──────── SOURCE MATERIAL

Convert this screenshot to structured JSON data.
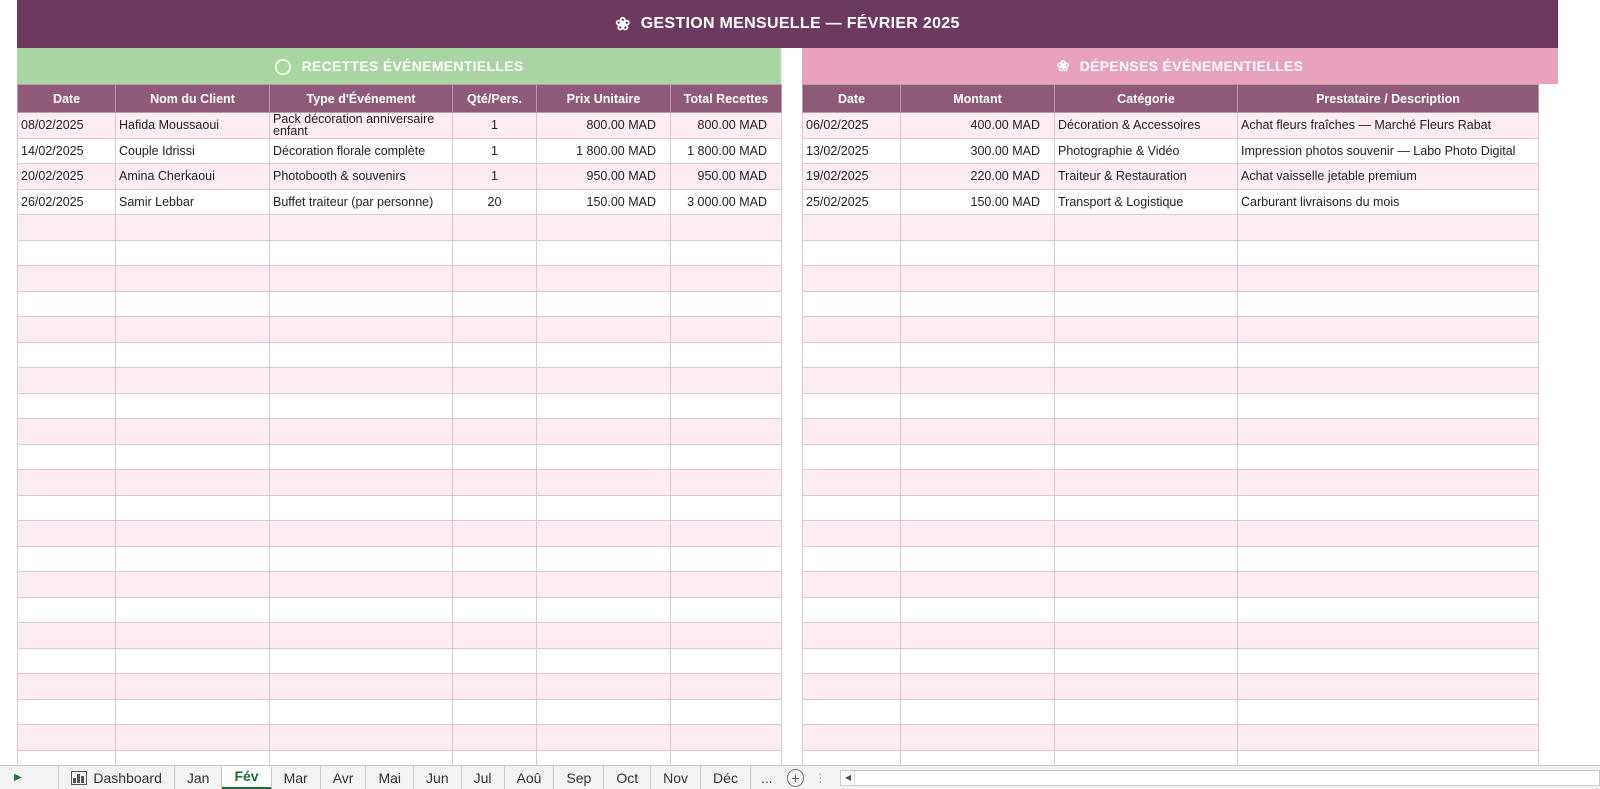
{
  "title": {
    "icon": "flower-icon",
    "glyph": "❀",
    "text": "GESTION MENSUELLE — FÉVRIER 2025"
  },
  "recettes": {
    "icon": "money-bag-icon",
    "glyph": "💰",
    "title": "RECETTES ÉVÉNEMENTIELLES",
    "headers": [
      "Date",
      "Nom du Client",
      "Type d'Événement",
      "Qté/Pers.",
      "Prix Unitaire",
      "Total Recettes"
    ],
    "rows": [
      [
        "08/02/2025",
        "Hafida Moussaoui",
        "Pack décoration anniversaire enfant",
        "1",
        "800.00 MAD",
        "800.00 MAD"
      ],
      [
        "14/02/2025",
        "Couple Idrissi",
        "Décoration florale complète",
        "1",
        "1 800.00 MAD",
        "1 800.00 MAD"
      ],
      [
        "20/02/2025",
        "Amina Cherkaoui",
        "Photobooth & souvenirs",
        "1",
        "950.00 MAD",
        "950.00 MAD"
      ],
      [
        "26/02/2025",
        "Samir Lebbar",
        "Buffet traiteur (par personne)",
        "20",
        "150.00 MAD",
        "3 000.00 MAD"
      ]
    ]
  },
  "depenses": {
    "icon": "flower-icon",
    "glyph": "❀",
    "title": "DÉPENSES ÉVÉNEMENTIELLES",
    "headers": [
      "Date",
      "Montant",
      "Catégorie",
      "Prestataire / Description"
    ],
    "rows": [
      [
        "06/02/2025",
        "400.00 MAD",
        "Décoration & Accessoires",
        "Achat fleurs fraîches — Marché Fleurs Rabat"
      ],
      [
        "13/02/2025",
        "300.00 MAD",
        "Photographie & Vidéo",
        "Impression photos souvenir — Labo Photo Digital"
      ],
      [
        "19/02/2025",
        "220.00 MAD",
        "Traiteur & Restauration",
        "Achat vaisselle jetable premium"
      ],
      [
        "25/02/2025",
        "150.00 MAD",
        "Transport & Logistique",
        "Carburant livraisons du mois"
      ]
    ]
  },
  "tabs": {
    "items": [
      "Dashboard",
      "Jan",
      "Fév",
      "Mar",
      "Avr",
      "Mai",
      "Jun",
      "Jul",
      "Aoû",
      "Sep",
      "Oct",
      "Nov",
      "Déc"
    ],
    "active": "Fév",
    "more": "...",
    "add": "+"
  }
}
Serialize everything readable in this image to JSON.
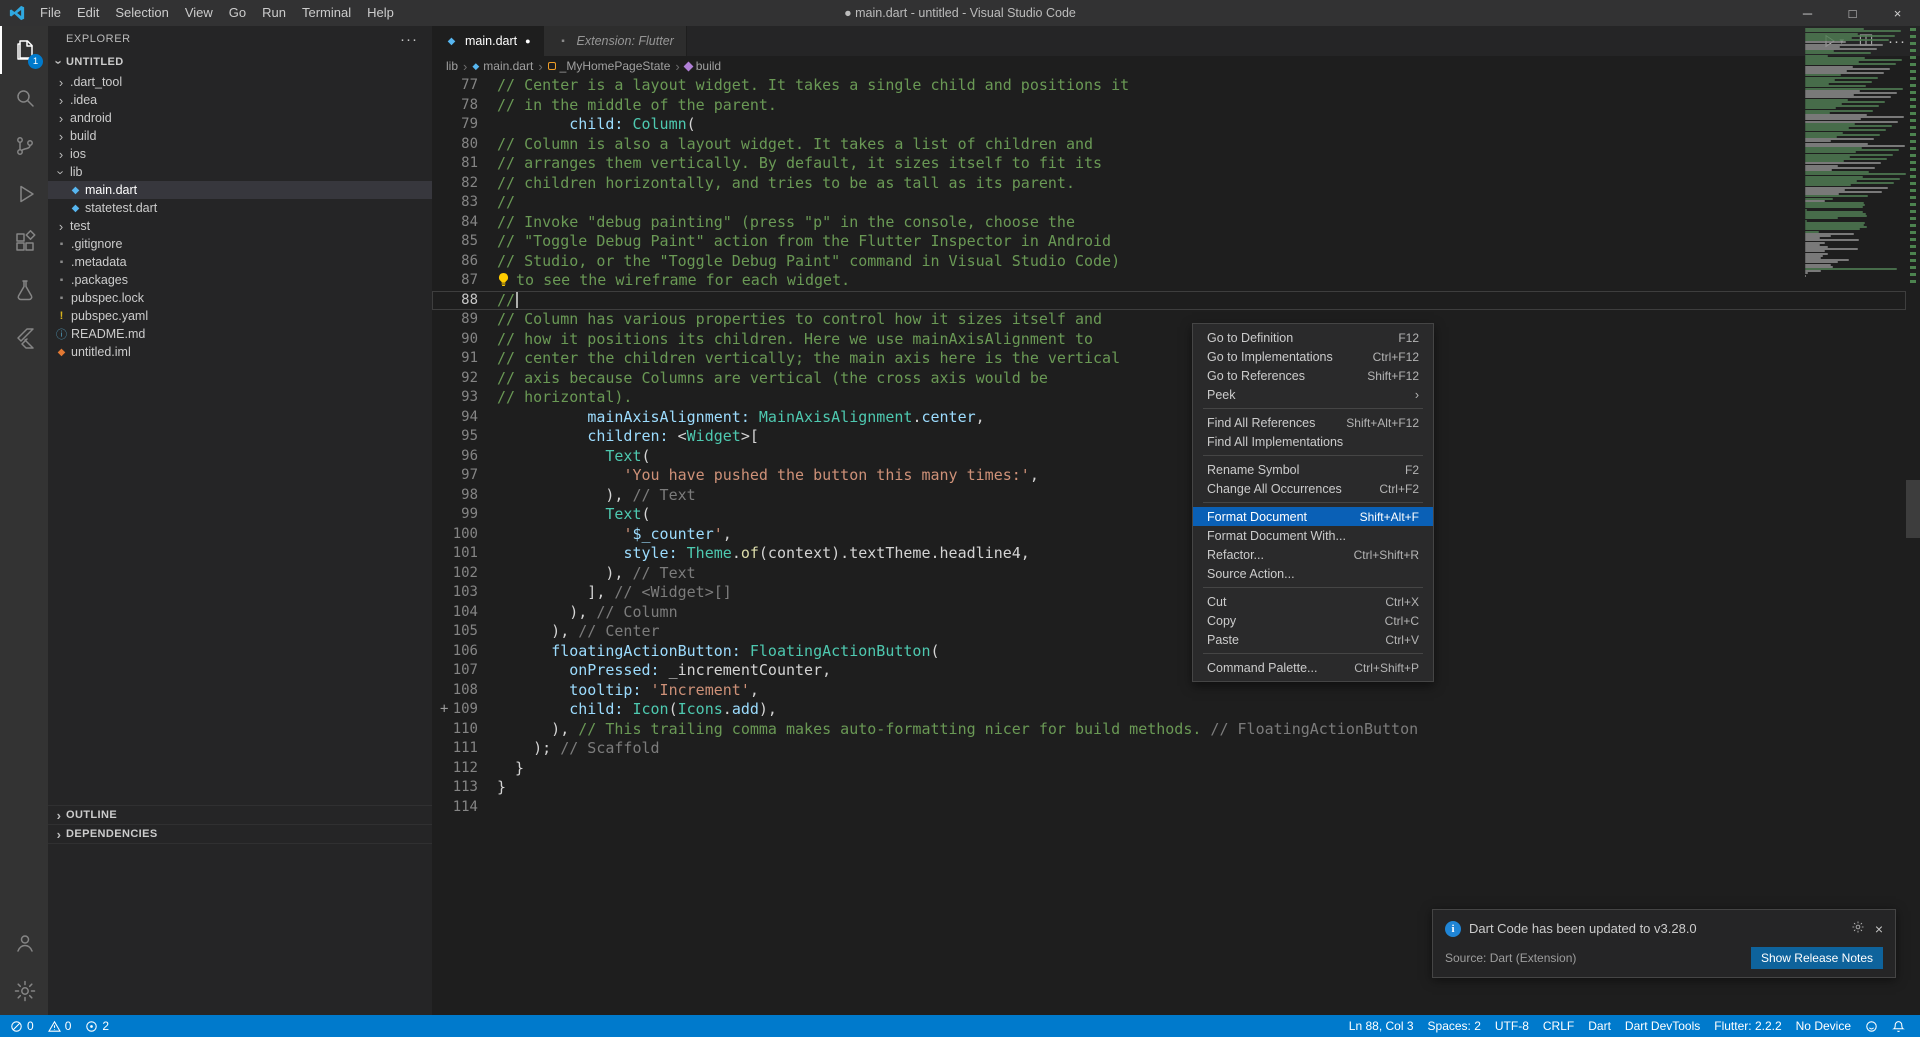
{
  "colors": {
    "accent": "#007ACC",
    "menuHighlight": "#0A60B6",
    "button": "#0E639C",
    "dartBlue": "#57B6F0"
  },
  "titlebar": {
    "menus": [
      "File",
      "Edit",
      "Selection",
      "View",
      "Go",
      "Run",
      "Terminal",
      "Help"
    ],
    "title": "● main.dart - untitled - Visual Studio Code",
    "window_controls": {
      "minimize": "─",
      "maximize": "□",
      "close": "×"
    }
  },
  "activity": {
    "explorer_badge": "1"
  },
  "sidebar": {
    "header": "EXPLORER",
    "more": "···",
    "section": "UNTITLED",
    "tree": [
      {
        "label": ".dart_tool",
        "kind": "folder",
        "expanded": false
      },
      {
        "label": ".idea",
        "kind": "folder",
        "expanded": false
      },
      {
        "label": "android",
        "kind": "folder",
        "expanded": false
      },
      {
        "label": "build",
        "kind": "folder",
        "expanded": false
      },
      {
        "label": "ios",
        "kind": "folder",
        "expanded": false
      },
      {
        "label": "lib",
        "kind": "folder",
        "expanded": true
      },
      {
        "label": "main.dart",
        "kind": "file",
        "icon": "dart",
        "depth": 1,
        "selected": true
      },
      {
        "label": "statetest.dart",
        "kind": "file",
        "icon": "dart",
        "depth": 1
      },
      {
        "label": "test",
        "kind": "folder",
        "expanded": false
      },
      {
        "label": ".gitignore",
        "kind": "file",
        "icon": "generic"
      },
      {
        "label": ".metadata",
        "kind": "file",
        "icon": "generic"
      },
      {
        "label": ".packages",
        "kind": "file",
        "icon": "generic"
      },
      {
        "label": "pubspec.lock",
        "kind": "file",
        "icon": "generic"
      },
      {
        "label": "pubspec.yaml",
        "kind": "file",
        "icon": "yaml"
      },
      {
        "label": "README.md",
        "kind": "file",
        "icon": "info"
      },
      {
        "label": "untitled.iml",
        "kind": "file",
        "icon": "xml"
      }
    ],
    "bottom": [
      "OUTLINE",
      "DEPENDENCIES"
    ]
  },
  "tabs": [
    {
      "label": "main.dart",
      "icon": "dart",
      "modified": true,
      "active": true,
      "italic": false
    },
    {
      "label": "Extension: Flutter",
      "icon": "generic",
      "modified": false,
      "active": false,
      "italic": true
    }
  ],
  "breadcrumbs": [
    {
      "label": "lib",
      "icon": null
    },
    {
      "label": "main.dart",
      "icon": "dart"
    },
    {
      "label": "_MyHomePageState",
      "icon": "class"
    },
    {
      "label": "build",
      "icon": "method"
    }
  ],
  "editor": {
    "lines": [
      {
        "n": 77,
        "seg": [
          [
            "// Center is a layout widget. It takes a single child and positions it",
            "cm"
          ]
        ]
      },
      {
        "n": 78,
        "seg": [
          [
            "// in the middle of the parent.",
            "cm"
          ]
        ]
      },
      {
        "n": 79,
        "seg": [
          [
            "        ",
            "pl"
          ],
          [
            "child: ",
            "pr"
          ],
          [
            "Column",
            "ty"
          ],
          [
            "(",
            "pl"
          ]
        ]
      },
      {
        "n": 80,
        "seg": [
          [
            "// Column is also a layout widget. It takes a list of children and",
            "cm"
          ]
        ]
      },
      {
        "n": 81,
        "seg": [
          [
            "// arranges them vertically. By default, it sizes itself to fit its",
            "cm"
          ]
        ]
      },
      {
        "n": 82,
        "seg": [
          [
            "// children horizontally, and tries to be as tall as its parent.",
            "cm"
          ]
        ]
      },
      {
        "n": 83,
        "seg": [
          [
            "//",
            "cm"
          ]
        ]
      },
      {
        "n": 84,
        "seg": [
          [
            "// Invoke \"debug painting\" (press \"p\" in the console, choose the",
            "cm"
          ]
        ]
      },
      {
        "n": 85,
        "seg": [
          [
            "// \"Toggle Debug Paint\" action from the Flutter Inspector in Android",
            "cm"
          ]
        ]
      },
      {
        "n": 86,
        "seg": [
          [
            "// Studio, or the \"Toggle Debug Paint\" command in Visual Studio Code)",
            "cm"
          ]
        ]
      },
      {
        "n": 87,
        "bulb": true,
        "seg": [
          [
            "to see the wireframe for each widget.",
            "cm"
          ]
        ]
      },
      {
        "n": 88,
        "cur": true,
        "seg": [
          [
            "//",
            "cm"
          ]
        ]
      },
      {
        "n": 89,
        "seg": [
          [
            "// Column has various properties to control how it sizes itself and",
            "cm"
          ]
        ]
      },
      {
        "n": 90,
        "seg": [
          [
            "// how it positions its children. Here we use mainAxisAlignment to",
            "cm"
          ]
        ]
      },
      {
        "n": 91,
        "seg": [
          [
            "// center the children vertically; the main axis here is the vertical",
            "cm"
          ]
        ]
      },
      {
        "n": 92,
        "seg": [
          [
            "// axis because Columns are vertical (the cross axis would be",
            "cm"
          ]
        ]
      },
      {
        "n": 93,
        "seg": [
          [
            "// horizontal).",
            "cm"
          ]
        ]
      },
      {
        "n": 94,
        "seg": [
          [
            "          ",
            "pl"
          ],
          [
            "mainAxisAlignment: ",
            "pr"
          ],
          [
            "MainAxisAlignment",
            "ty"
          ],
          [
            ".",
            "pl"
          ],
          [
            "center",
            "pr"
          ],
          [
            ",",
            "pl"
          ]
        ]
      },
      {
        "n": 95,
        "seg": [
          [
            "          ",
            "pl"
          ],
          [
            "children: ",
            "pr"
          ],
          [
            "<",
            "pl"
          ],
          [
            "Widget",
            "ty"
          ],
          [
            ">[",
            "pl"
          ]
        ]
      },
      {
        "n": 96,
        "seg": [
          [
            "            ",
            "pl"
          ],
          [
            "Text",
            "ty"
          ],
          [
            "(",
            "pl"
          ]
        ]
      },
      {
        "n": 97,
        "seg": [
          [
            "              ",
            "pl"
          ],
          [
            "'You have pushed the button this many times:'",
            "st"
          ],
          [
            ",",
            "pl"
          ]
        ]
      },
      {
        "n": 98,
        "seg": [
          [
            "            ),",
            "pl"
          ],
          [
            " // Text",
            "lb"
          ]
        ]
      },
      {
        "n": 99,
        "seg": [
          [
            "            ",
            "pl"
          ],
          [
            "Text",
            "ty"
          ],
          [
            "(",
            "pl"
          ]
        ]
      },
      {
        "n": 100,
        "seg": [
          [
            "              ",
            "pl"
          ],
          [
            "'",
            "st"
          ],
          [
            "$_counter",
            "ip"
          ],
          [
            "'",
            "st"
          ],
          [
            ",",
            "pl"
          ]
        ]
      },
      {
        "n": 101,
        "seg": [
          [
            "              ",
            "pl"
          ],
          [
            "style: ",
            "pr"
          ],
          [
            "Theme",
            "ty"
          ],
          [
            ".",
            "pl"
          ],
          [
            "of",
            "fn"
          ],
          [
            "(context).textTheme.headline4,",
            "pl"
          ]
        ]
      },
      {
        "n": 102,
        "seg": [
          [
            "            ),",
            "pl"
          ],
          [
            " // Text",
            "lb"
          ]
        ]
      },
      {
        "n": 103,
        "seg": [
          [
            "          ],",
            "pl"
          ],
          [
            " // <Widget>[]",
            "lb"
          ]
        ]
      },
      {
        "n": 104,
        "seg": [
          [
            "        ),",
            "pl"
          ],
          [
            " // Column",
            "lb"
          ]
        ]
      },
      {
        "n": 105,
        "seg": [
          [
            "      ),",
            "pl"
          ],
          [
            " // Center",
            "lb"
          ]
        ]
      },
      {
        "n": 106,
        "seg": [
          [
            "      ",
            "pl"
          ],
          [
            "floatingActionButton: ",
            "pr"
          ],
          [
            "FloatingActionButton",
            "ty"
          ],
          [
            "(",
            "pl"
          ]
        ]
      },
      {
        "n": 107,
        "seg": [
          [
            "        ",
            "pl"
          ],
          [
            "onPressed: ",
            "pr"
          ],
          [
            "_incrementCounter,",
            "pl"
          ]
        ]
      },
      {
        "n": 108,
        "seg": [
          [
            "        ",
            "pl"
          ],
          [
            "tooltip: ",
            "pr"
          ],
          [
            "'Increment'",
            "st"
          ],
          [
            ",",
            "pl"
          ]
        ]
      },
      {
        "n": 109,
        "plus": true,
        "seg": [
          [
            "        ",
            "pl"
          ],
          [
            "child: ",
            "pr"
          ],
          [
            "Icon",
            "ty"
          ],
          [
            "(",
            "pl"
          ],
          [
            "Icons",
            "ty"
          ],
          [
            ".",
            "pl"
          ],
          [
            "add",
            "pr"
          ],
          [
            "),",
            "pl"
          ]
        ]
      },
      {
        "n": 110,
        "seg": [
          [
            "      ), ",
            "pl"
          ],
          [
            "// This trailing comma makes auto-formatting nicer for build methods.",
            "cm"
          ],
          [
            " // FloatingActionButton",
            "lb"
          ]
        ]
      },
      {
        "n": 111,
        "seg": [
          [
            "    );",
            "pl"
          ],
          [
            " // Scaffold",
            "lb"
          ]
        ]
      },
      {
        "n": 112,
        "seg": [
          [
            "  }",
            "pl"
          ]
        ]
      },
      {
        "n": 113,
        "seg": [
          [
            "}",
            "pl"
          ]
        ]
      },
      {
        "n": 114,
        "seg": []
      }
    ],
    "total_lines": 114
  },
  "context_menu": {
    "groups": [
      [
        {
          "label": "Go to Definition",
          "key": "F12"
        },
        {
          "label": "Go to Implementations",
          "key": "Ctrl+F12"
        },
        {
          "label": "Go to References",
          "key": "Shift+F12"
        },
        {
          "label": "Peek",
          "key": "",
          "submenu": true
        }
      ],
      [
        {
          "label": "Find All References",
          "key": "Shift+Alt+F12"
        },
        {
          "label": "Find All Implementations",
          "key": ""
        }
      ],
      [
        {
          "label": "Rename Symbol",
          "key": "F2"
        },
        {
          "label": "Change All Occurrences",
          "key": "Ctrl+F2"
        }
      ],
      [
        {
          "label": "Format Document",
          "key": "Shift+Alt+F",
          "highlight": true
        },
        {
          "label": "Format Document With...",
          "key": ""
        },
        {
          "label": "Refactor...",
          "key": "Ctrl+Shift+R"
        },
        {
          "label": "Source Action...",
          "key": ""
        }
      ],
      [
        {
          "label": "Cut",
          "key": "Ctrl+X"
        },
        {
          "label": "Copy",
          "key": "Ctrl+C"
        },
        {
          "label": "Paste",
          "key": "Ctrl+V"
        }
      ],
      [
        {
          "label": "Command Palette...",
          "key": "Ctrl+Shift+P"
        }
      ]
    ]
  },
  "notification": {
    "message": "Dart Code has been updated to v3.28.0",
    "source": "Source: Dart (Extension)",
    "button": "Show Release Notes"
  },
  "statusbar": {
    "left": [
      {
        "icon": "error",
        "text": "0"
      },
      {
        "icon": "warning",
        "text": "0"
      },
      {
        "icon": "circle",
        "text": "2"
      }
    ],
    "right": [
      "Ln 88, Col 3",
      "Spaces: 2",
      "UTF-8",
      "CRLF",
      "Dart",
      "Dart DevTools",
      "Flutter: 2.2.2",
      "No Device"
    ]
  }
}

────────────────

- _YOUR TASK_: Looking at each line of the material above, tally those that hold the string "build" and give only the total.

- _THE COMPLETED TASK_: 3